After a couple of days of sublime snow conditions and ideal weather, major changes are now underway that will bring much warmer and wetter weather to the Wasatch.
A narrow filament of moisture, known as an atmospheric river, is being pulled from the subtropics and into California over the next couple of days, with the leftovers after passage over the Sierra Nevada and other western ranges penetrating into Utah. The evolution of this atmospheric river is well captured by the latest SSMI/AMSRE-derived total precipitable water imagery from the Space Science and Engineering Center at the University of Wisconsin-Madison.
In this loop, subtropical moisture is pulled northward just west of Hawaii where there is strong southerly and southeasterly flow between the subtropical high centered east of Hawaii and a subtropical low near the dateline (Long = -180). This moisture curves anticyclonically (clockwise) around the subtropical high and then spreads eastward toward California as the westerly flow is enhanced by the digging cyclone over the North Pacific.
A lot of large-scale weather features are coming together to bring you this weekend's weather. For example, without the extraction of moisture from the tropics west of Hawaii, the atmospheric river would likely be much less potent. It does pay to examine the entire Pacific Basin when forecasting for Utah.

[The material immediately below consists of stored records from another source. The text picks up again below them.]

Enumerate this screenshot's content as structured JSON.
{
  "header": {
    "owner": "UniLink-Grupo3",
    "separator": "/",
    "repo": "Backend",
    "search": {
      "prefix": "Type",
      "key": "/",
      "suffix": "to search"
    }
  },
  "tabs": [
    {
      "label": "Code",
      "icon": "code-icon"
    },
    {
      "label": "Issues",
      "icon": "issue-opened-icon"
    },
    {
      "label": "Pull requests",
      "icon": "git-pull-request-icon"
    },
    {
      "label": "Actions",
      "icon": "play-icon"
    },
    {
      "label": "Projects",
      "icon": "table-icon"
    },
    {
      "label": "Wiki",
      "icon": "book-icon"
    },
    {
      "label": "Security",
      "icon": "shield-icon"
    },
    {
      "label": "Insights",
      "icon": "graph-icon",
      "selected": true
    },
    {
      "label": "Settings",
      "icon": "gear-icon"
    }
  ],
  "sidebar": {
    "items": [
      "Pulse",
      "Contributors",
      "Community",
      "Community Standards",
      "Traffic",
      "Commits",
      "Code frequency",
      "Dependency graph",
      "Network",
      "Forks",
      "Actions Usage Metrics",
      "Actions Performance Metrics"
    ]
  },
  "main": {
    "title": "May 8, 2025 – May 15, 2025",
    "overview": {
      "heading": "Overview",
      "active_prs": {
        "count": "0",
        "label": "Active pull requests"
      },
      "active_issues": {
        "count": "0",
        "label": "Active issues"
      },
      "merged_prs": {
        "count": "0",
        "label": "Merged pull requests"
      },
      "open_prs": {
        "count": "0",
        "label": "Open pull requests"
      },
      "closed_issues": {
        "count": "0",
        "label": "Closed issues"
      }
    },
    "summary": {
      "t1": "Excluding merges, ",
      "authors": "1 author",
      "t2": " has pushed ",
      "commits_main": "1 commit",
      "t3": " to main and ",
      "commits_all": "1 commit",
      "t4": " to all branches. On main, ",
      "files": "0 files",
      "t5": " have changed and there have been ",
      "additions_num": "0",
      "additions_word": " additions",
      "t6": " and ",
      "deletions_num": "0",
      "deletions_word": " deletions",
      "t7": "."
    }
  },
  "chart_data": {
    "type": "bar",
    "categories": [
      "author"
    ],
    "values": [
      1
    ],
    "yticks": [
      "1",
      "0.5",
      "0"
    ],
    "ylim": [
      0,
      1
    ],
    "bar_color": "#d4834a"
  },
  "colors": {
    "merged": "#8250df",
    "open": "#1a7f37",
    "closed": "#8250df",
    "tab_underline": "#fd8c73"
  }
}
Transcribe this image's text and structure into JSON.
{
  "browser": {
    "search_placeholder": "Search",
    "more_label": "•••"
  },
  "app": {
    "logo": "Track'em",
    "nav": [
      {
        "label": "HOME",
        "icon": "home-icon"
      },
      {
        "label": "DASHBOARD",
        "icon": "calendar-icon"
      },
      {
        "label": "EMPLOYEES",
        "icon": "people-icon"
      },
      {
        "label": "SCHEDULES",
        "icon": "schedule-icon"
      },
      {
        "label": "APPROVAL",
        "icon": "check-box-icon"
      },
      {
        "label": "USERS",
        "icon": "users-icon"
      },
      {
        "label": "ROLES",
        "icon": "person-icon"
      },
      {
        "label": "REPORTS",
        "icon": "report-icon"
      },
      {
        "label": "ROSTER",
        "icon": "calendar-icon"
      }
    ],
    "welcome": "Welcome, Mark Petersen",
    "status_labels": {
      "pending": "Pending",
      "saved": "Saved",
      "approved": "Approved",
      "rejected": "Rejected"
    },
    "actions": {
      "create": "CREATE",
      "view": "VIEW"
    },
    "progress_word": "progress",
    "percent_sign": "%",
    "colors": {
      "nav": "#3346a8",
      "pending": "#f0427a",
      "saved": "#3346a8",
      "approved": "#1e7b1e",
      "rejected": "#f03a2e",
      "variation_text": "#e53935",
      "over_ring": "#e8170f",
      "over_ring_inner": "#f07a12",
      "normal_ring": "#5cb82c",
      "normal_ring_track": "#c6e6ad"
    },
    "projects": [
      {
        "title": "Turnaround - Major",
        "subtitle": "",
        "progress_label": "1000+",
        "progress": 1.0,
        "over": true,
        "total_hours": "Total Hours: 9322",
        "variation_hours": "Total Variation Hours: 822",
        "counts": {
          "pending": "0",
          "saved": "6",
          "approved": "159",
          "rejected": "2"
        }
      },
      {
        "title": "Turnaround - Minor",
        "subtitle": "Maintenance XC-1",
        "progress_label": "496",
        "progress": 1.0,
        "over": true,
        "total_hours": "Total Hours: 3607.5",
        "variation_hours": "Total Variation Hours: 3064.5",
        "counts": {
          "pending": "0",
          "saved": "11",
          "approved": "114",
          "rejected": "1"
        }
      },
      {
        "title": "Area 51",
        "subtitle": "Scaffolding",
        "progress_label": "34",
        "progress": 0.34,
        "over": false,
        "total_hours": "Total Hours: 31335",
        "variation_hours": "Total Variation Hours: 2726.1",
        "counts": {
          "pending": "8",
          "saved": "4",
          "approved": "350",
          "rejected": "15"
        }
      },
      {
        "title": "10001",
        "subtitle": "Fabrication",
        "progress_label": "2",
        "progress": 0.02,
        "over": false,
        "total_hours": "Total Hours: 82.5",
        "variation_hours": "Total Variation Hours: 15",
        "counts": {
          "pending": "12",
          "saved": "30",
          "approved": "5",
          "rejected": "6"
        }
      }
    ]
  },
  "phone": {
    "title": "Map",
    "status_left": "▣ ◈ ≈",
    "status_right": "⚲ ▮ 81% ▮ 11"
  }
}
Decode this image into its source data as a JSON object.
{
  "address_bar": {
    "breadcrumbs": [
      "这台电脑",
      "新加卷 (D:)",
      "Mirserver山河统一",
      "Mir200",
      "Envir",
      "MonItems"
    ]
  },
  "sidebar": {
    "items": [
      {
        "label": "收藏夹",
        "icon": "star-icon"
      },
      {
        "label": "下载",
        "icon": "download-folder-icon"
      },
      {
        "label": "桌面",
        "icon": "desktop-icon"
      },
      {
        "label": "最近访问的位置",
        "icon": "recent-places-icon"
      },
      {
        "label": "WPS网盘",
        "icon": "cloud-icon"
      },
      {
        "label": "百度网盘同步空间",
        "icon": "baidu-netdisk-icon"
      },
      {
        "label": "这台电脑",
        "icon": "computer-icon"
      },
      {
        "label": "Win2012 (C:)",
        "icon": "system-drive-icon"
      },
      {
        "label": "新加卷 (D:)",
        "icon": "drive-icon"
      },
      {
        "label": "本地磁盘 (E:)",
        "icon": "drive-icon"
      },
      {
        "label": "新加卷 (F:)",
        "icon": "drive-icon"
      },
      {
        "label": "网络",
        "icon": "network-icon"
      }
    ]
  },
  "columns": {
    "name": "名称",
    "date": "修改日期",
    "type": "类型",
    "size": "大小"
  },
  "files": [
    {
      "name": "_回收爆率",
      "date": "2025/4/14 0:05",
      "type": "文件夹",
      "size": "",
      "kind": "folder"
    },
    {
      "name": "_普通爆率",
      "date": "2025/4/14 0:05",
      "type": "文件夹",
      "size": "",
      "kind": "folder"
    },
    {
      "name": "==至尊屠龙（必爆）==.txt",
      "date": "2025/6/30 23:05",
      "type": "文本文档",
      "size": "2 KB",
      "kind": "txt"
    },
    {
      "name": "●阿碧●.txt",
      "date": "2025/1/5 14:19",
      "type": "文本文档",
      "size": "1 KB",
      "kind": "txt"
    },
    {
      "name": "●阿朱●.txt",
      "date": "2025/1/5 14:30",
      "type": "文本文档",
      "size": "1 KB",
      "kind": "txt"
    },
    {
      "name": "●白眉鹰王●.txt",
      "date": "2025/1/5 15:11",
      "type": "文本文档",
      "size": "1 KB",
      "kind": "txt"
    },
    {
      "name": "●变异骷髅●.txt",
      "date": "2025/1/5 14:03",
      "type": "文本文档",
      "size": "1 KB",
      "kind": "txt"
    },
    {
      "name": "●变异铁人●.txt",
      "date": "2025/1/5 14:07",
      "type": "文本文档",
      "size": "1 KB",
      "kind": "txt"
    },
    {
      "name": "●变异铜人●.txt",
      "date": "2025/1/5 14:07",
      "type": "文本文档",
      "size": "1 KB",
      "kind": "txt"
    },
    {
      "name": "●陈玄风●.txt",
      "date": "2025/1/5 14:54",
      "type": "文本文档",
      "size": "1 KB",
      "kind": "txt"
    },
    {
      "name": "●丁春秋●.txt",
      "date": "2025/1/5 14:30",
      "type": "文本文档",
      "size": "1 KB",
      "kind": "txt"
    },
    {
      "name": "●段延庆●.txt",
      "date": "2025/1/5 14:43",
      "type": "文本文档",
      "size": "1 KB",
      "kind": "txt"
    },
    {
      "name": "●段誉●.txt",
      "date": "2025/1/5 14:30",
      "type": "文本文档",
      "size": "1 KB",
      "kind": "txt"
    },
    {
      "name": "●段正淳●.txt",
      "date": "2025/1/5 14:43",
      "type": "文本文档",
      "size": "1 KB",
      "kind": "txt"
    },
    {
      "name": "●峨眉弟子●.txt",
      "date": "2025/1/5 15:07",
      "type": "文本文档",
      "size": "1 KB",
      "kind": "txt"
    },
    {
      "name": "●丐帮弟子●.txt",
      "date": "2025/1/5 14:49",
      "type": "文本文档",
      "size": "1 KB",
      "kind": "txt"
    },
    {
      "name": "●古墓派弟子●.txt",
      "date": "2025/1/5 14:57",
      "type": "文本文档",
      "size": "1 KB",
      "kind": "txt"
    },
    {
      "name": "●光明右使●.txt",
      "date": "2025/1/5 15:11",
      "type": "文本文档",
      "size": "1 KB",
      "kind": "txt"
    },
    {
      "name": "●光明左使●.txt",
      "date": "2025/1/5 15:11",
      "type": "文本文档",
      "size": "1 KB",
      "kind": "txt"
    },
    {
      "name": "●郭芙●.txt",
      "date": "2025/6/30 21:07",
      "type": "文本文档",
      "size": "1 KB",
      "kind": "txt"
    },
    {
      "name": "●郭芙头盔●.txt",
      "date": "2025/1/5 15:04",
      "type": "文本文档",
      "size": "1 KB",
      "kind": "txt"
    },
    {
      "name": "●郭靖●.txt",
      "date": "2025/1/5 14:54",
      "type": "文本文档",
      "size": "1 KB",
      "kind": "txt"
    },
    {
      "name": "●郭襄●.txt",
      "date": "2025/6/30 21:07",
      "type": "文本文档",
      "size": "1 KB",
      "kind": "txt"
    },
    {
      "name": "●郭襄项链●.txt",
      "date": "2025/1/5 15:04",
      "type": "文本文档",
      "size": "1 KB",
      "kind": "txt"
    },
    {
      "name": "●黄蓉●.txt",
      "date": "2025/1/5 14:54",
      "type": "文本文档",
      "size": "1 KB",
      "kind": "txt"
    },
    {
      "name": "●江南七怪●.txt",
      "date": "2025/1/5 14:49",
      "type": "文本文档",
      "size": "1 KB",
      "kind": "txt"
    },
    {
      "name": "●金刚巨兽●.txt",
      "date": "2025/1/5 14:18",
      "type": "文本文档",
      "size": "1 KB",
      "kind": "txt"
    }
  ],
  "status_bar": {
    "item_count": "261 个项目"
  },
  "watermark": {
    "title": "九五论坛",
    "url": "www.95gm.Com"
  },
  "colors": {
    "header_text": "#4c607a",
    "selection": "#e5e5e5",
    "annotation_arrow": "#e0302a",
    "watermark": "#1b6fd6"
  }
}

Update 1:35 PM Dec 17
The subtropical low west of Hawaii is an example of a Kona Low. See Simpson (1952), Morrison and Businger (2001), and Otkin and Martin (2004).